“We have been using the Shark Cage framework individually and in group settings for several years. Participants reported feeling being more assertive, becoming aware of their rights and being able to identify characteristics of ‘sharks’….It is heartening to hear young women state that “It is now easier to say no, especially when under pressure”. I would highly recommend the Shark Cage framework as a powerful tool for use with women who have experienced trauma” Sharon Kirkman, Senior Counsellor/Educator, Wide Bay Sexual Assault Service, Piablba, QLD
“We have been using the Shark Cage Framework for the past 3 years in groups…We were so grateful to come across this way of explaining to women that what has happened is not their fault and there is a light at the end of the tunnel in terms of being in control of engaging in relationships (or not) in the future. Women have used words in feedback evaluations such as feeling “empowered”, “relieved” and “Hopeful” about their journey moving forward. We have heard many examples of women finding a voice for the first time in their lives within their and friendship circles and witnessed an increase in their self-esteem which has been so rewarding all round” Roz Smee & Michelle Avery, Case managers, Staying Home Leaving Family Violence Program, Lake Macquarie, NSW.
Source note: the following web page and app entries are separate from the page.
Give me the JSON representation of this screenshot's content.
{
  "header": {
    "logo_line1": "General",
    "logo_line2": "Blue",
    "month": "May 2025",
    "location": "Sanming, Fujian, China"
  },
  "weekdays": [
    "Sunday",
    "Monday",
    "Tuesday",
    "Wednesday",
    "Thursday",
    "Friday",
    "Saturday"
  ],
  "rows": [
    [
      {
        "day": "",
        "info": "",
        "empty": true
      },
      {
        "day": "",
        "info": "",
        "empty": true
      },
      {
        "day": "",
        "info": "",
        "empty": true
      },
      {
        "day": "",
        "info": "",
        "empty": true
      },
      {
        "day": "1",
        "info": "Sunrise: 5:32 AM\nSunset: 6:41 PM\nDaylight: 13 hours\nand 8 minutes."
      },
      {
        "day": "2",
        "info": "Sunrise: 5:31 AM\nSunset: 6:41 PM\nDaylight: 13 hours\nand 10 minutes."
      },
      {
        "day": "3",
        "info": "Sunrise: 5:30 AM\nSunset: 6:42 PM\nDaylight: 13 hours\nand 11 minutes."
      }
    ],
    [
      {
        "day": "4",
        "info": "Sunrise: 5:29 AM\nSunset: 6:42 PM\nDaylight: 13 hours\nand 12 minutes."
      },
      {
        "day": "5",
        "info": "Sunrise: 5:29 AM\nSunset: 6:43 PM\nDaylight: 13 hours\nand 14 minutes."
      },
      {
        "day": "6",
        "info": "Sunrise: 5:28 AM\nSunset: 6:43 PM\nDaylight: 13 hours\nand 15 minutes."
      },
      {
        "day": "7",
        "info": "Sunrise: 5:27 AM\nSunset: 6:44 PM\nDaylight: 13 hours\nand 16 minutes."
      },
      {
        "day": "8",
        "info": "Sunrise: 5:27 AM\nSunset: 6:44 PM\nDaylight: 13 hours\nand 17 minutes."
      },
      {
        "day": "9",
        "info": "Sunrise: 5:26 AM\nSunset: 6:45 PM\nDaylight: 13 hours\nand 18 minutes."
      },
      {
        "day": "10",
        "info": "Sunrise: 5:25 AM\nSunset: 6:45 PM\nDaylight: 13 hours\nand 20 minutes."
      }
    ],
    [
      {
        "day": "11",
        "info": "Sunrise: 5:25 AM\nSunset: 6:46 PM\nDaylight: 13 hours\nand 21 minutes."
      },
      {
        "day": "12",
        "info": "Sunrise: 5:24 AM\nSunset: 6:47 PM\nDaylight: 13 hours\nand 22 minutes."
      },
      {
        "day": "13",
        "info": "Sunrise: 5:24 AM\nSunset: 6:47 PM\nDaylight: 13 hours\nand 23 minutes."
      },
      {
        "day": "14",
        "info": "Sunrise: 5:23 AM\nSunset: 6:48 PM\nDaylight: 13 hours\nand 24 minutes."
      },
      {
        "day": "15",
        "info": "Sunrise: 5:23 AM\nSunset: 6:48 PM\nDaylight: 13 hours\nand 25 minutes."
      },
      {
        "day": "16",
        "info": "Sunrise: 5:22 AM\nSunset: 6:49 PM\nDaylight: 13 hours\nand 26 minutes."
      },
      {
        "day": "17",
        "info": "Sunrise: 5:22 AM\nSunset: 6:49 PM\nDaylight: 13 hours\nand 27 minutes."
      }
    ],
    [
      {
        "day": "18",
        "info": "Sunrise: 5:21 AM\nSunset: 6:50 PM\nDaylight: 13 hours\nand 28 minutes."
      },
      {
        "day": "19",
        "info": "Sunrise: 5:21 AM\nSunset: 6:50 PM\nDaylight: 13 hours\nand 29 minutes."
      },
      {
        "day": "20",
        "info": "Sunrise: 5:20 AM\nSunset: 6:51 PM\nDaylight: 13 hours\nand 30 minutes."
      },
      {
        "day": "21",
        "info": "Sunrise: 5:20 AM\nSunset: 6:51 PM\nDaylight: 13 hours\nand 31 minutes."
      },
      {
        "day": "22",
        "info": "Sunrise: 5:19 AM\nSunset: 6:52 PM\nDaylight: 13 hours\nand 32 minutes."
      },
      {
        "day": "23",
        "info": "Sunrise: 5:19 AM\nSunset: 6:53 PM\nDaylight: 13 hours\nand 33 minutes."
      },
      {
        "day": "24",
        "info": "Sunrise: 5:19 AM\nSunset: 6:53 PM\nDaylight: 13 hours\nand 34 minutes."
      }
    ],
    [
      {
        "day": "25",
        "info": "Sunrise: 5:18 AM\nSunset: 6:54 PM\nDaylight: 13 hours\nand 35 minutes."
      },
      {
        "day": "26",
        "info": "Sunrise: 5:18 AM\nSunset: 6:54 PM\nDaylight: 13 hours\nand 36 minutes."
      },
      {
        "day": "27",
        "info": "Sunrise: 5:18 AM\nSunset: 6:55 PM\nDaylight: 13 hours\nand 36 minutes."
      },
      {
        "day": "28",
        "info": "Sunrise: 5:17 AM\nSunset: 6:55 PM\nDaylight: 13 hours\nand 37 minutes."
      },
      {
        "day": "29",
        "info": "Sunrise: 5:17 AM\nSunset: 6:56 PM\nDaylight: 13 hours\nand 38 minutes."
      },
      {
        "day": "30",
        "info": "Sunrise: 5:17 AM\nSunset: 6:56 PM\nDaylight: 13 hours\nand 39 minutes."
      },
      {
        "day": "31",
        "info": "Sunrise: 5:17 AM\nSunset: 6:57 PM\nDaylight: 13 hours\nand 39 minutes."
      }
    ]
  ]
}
“The Shark Cage Framework makes it easy to talk to women about domestic violence. It addresses the cultural context that supports violence in our society, as well as supporting women to re-discover skills and knowledge that supports their safety, and the safety of their children. The shark Cage metaphor is creative, playful, and can be delivered in a way that is truly honouring of women’s experiences, expertise and preferred ways of being in relationship with others.” Ros Singleton, Group Facilitator, Family Support, Newcastle
“… An excellent addition to our practice framework. The team has found the metaphor helpful in assisting women to think broadly about their experiences in a manner that wrestles with the complexities they face. The Shark Cage empowers women at a time when they are seeking to make meaning of their experience of violence.” Kate Cannon, Manager Case Work & Initial Response, Northern Family & Domestic Violence Service|Berry Street
“The Shark Cage Framework is incredibly useful in explaining the dynamics of an abusive relationship and providing mechanisms for awareness and empowerment. As a tool for working with people who are experiencing/have experienced abuse in personal relationships, the metaphor is a gentle yet effective short-cut to opening the narrative of the experience and stepping out of the self-blame cycle that is essential for a person who wants to change their circumstances. The concept of the visual experience makes so much sense, and opens up conversations of its application across the sector.” Kristina Plummer, Manager, Anglicare, Tasmania
“Domestic violence is such a sensitive topic. Many families, particularly mothers, know there is an elephant in the room but find it difficult to talk about it or address the issue. The Shark Cage Framework, particularly the metaphor, opens the doors for discussion …
Mothers just get it! The framework takes the blame away from the victim. It allows the mother to see they have rights and how a person can fall into the trap of an unhealthy relationship with cycles continuing.
I recall one mother stating, “Well, my mother didn’t have strong bars in her Shark Cage to begin with and I need to strengthen mine for myself and my daughter.” She is now working towards achieving this, is aware of her internal alarm system and is looking forward to future healthy relationships. Without the framework, this mother may not have gained the empowerment she needed to make changes for herself or her family.
I will endeavour to use the framework with every family I support and highly recommend the training package. Thank you, Ursula, for changing the pathway for so many.” Paula Petrie, Brighter Futures Case Manager, The Benevolent Society, New England North